■ **Problem details**
As you reproduce every line below, keep it exactly as written and leave out the images.

■ **Records supplied**
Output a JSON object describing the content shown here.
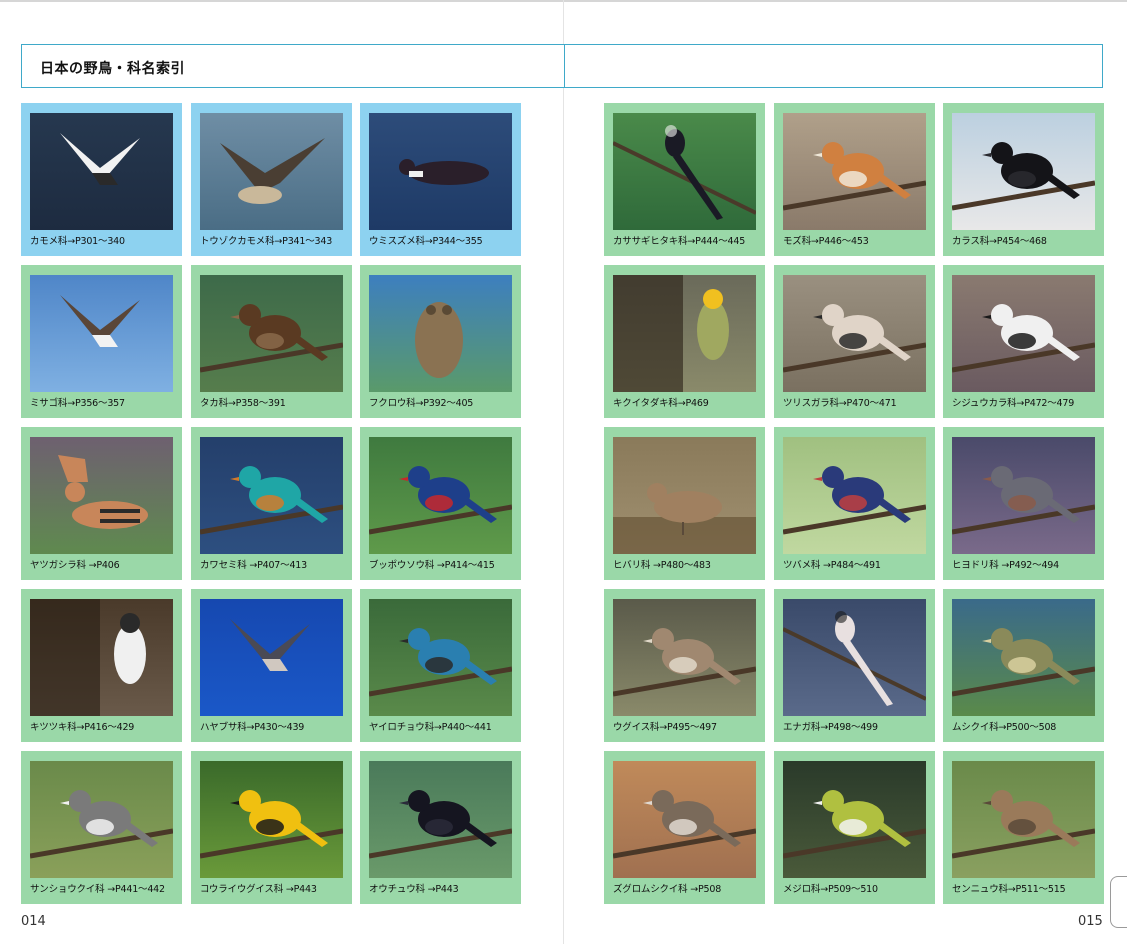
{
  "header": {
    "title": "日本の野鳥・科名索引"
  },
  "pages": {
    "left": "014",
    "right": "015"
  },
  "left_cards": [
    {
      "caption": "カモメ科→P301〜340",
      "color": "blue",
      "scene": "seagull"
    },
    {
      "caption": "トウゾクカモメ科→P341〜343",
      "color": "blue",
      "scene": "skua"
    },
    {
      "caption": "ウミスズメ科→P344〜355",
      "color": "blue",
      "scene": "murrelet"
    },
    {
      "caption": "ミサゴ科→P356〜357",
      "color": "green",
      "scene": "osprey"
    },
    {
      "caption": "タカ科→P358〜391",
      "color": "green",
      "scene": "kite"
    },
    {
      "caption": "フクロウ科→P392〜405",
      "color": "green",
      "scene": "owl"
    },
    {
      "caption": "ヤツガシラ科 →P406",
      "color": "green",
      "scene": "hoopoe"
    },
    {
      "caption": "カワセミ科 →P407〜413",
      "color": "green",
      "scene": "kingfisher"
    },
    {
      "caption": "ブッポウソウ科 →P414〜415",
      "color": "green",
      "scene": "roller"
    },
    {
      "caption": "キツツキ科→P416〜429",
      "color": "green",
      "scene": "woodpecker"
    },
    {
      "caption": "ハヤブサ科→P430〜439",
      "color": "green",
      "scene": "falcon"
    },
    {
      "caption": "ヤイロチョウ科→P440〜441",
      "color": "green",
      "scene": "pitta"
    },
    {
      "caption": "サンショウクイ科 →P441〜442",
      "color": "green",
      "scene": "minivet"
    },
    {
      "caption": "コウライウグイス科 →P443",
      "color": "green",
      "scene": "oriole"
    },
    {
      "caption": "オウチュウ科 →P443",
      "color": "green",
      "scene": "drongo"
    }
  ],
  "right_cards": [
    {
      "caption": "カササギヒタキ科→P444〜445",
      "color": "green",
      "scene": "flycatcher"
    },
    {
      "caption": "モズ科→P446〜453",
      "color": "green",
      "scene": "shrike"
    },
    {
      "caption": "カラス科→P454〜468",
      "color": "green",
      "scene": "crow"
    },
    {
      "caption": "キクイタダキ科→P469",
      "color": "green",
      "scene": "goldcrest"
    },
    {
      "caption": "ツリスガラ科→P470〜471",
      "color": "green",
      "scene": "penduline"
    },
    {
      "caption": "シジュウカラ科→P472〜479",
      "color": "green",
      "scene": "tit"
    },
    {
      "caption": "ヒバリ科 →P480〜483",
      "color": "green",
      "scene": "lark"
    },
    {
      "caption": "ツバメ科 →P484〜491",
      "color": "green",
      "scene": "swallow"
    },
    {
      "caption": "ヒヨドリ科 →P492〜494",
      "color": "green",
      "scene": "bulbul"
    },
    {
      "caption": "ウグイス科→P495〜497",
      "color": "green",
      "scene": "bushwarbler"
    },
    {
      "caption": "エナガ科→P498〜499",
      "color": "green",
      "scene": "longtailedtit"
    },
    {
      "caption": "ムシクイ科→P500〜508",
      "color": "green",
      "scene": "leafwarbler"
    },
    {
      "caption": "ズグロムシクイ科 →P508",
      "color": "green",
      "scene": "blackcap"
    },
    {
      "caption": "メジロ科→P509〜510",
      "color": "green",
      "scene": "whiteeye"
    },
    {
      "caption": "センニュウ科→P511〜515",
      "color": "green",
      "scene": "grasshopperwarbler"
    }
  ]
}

■ **Answer box**
Output a JSON object describing the content shown here.
{
  "header": {
    "title": "日本の野鳥・科名索引"
  },
  "pages": {
    "left": "014",
    "right": "015"
  },
  "left_cards": [
    {
      "caption": "カモメ科→P301〜340",
      "color": "blue",
      "scene": "seagull"
    },
    {
      "caption": "トウゾクカモメ科→P341〜343",
      "color": "blue",
      "scene": "skua"
    },
    {
      "caption": "ウミスズメ科→P344〜355",
      "color": "blue",
      "scene": "murrelet"
    },
    {
      "caption": "ミサゴ科→P356〜357",
      "color": "green",
      "scene": "osprey"
    },
    {
      "caption": "タカ科→P358〜391",
      "color": "green",
      "scene": "kite"
    },
    {
      "caption": "フクロウ科→P392〜405",
      "color": "green",
      "scene": "owl"
    },
    {
      "caption": "ヤツガシラ科 →P406",
      "color": "green",
      "scene": "hoopoe"
    },
    {
      "caption": "カワセミ科 →P407〜413",
      "color": "green",
      "scene": "kingfisher"
    },
    {
      "caption": "ブッポウソウ科 →P414〜415",
      "color": "green",
      "scene": "roller"
    },
    {
      "caption": "キツツキ科→P416〜429",
      "color": "green",
      "scene": "woodpecker"
    },
    {
      "caption": "ハヤブサ科→P430〜439",
      "color": "green",
      "scene": "falcon"
    },
    {
      "caption": "ヤイロチョウ科→P440〜441",
      "color": "green",
      "scene": "pitta"
    },
    {
      "caption": "サンショウクイ科 →P441〜442",
      "color": "green",
      "scene": "minivet"
    },
    {
      "caption": "コウライウグイス科 →P443",
      "color": "green",
      "scene": "oriole"
    },
    {
      "caption": "オウチュウ科 →P443",
      "color": "green",
      "scene": "drongo"
    }
  ],
  "right_cards": [
    {
      "caption": "カササギヒタキ科→P444〜445",
      "color": "green",
      "scene": "flycatcher"
    },
    {
      "caption": "モズ科→P446〜453",
      "color": "green",
      "scene": "shrike"
    },
    {
      "caption": "カラス科→P454〜468",
      "color": "green",
      "scene": "crow"
    },
    {
      "caption": "キクイタダキ科→P469",
      "color": "green",
      "scene": "goldcrest"
    },
    {
      "caption": "ツリスガラ科→P470〜471",
      "color": "green",
      "scene": "penduline"
    },
    {
      "caption": "シジュウカラ科→P472〜479",
      "color": "green",
      "scene": "tit"
    },
    {
      "caption": "ヒバリ科 →P480〜483",
      "color": "green",
      "scene": "lark"
    },
    {
      "caption": "ツバメ科 →P484〜491",
      "color": "green",
      "scene": "swallow"
    },
    {
      "caption": "ヒヨドリ科 →P492〜494",
      "color": "green",
      "scene": "bulbul"
    },
    {
      "caption": "ウグイス科→P495〜497",
      "color": "green",
      "scene": "bushwarbler"
    },
    {
      "caption": "エナガ科→P498〜499",
      "color": "green",
      "scene": "longtailedtit"
    },
    {
      "caption": "ムシクイ科→P500〜508",
      "color": "green",
      "scene": "leafwarbler"
    },
    {
      "caption": "ズグロムシクイ科 →P508",
      "color": "green",
      "scene": "blackcap"
    },
    {
      "caption": "メジロ科→P509〜510",
      "color": "green",
      "scene": "whiteeye"
    },
    {
      "caption": "センニュウ科→P511〜515",
      "color": "green",
      "scene": "grasshopperwarbler"
    }
  ]
}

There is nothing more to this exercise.